Information supplied below:

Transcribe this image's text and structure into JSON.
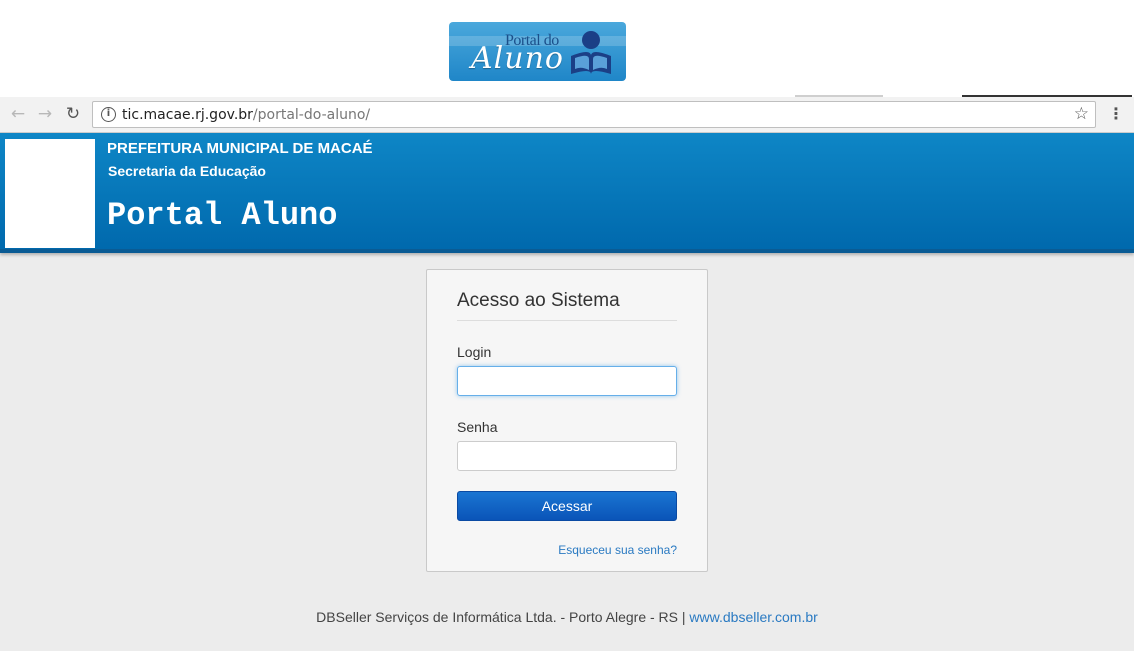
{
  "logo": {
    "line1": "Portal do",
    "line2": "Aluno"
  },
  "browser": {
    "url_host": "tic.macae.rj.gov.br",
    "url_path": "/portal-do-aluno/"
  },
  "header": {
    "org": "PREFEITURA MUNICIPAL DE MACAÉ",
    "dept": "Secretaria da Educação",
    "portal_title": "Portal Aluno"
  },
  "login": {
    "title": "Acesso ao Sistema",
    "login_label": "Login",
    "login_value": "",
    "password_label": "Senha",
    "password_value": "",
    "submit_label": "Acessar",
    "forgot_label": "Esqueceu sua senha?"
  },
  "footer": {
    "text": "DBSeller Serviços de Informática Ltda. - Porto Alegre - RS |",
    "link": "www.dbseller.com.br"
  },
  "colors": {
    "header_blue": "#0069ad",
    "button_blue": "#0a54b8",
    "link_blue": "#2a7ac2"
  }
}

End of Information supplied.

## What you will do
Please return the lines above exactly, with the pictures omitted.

## Response box
Transcribe this image's text and structure into JSON.
{
  "logo": {
    "line1": "Portal do",
    "line2": "Aluno"
  },
  "browser": {
    "url_host": "tic.macae.rj.gov.br",
    "url_path": "/portal-do-aluno/"
  },
  "header": {
    "org": "PREFEITURA MUNICIPAL DE MACAÉ",
    "dept": "Secretaria da Educação",
    "portal_title": "Portal Aluno"
  },
  "login": {
    "title": "Acesso ao Sistema",
    "login_label": "Login",
    "login_value": "",
    "password_label": "Senha",
    "password_value": "",
    "submit_label": "Acessar",
    "forgot_label": "Esqueceu sua senha?"
  },
  "footer": {
    "text": "DBSeller Serviços de Informática Ltda. - Porto Alegre - RS |",
    "link": "www.dbseller.com.br"
  },
  "colors": {
    "header_blue": "#0069ad",
    "button_blue": "#0a54b8",
    "link_blue": "#2a7ac2"
  }
}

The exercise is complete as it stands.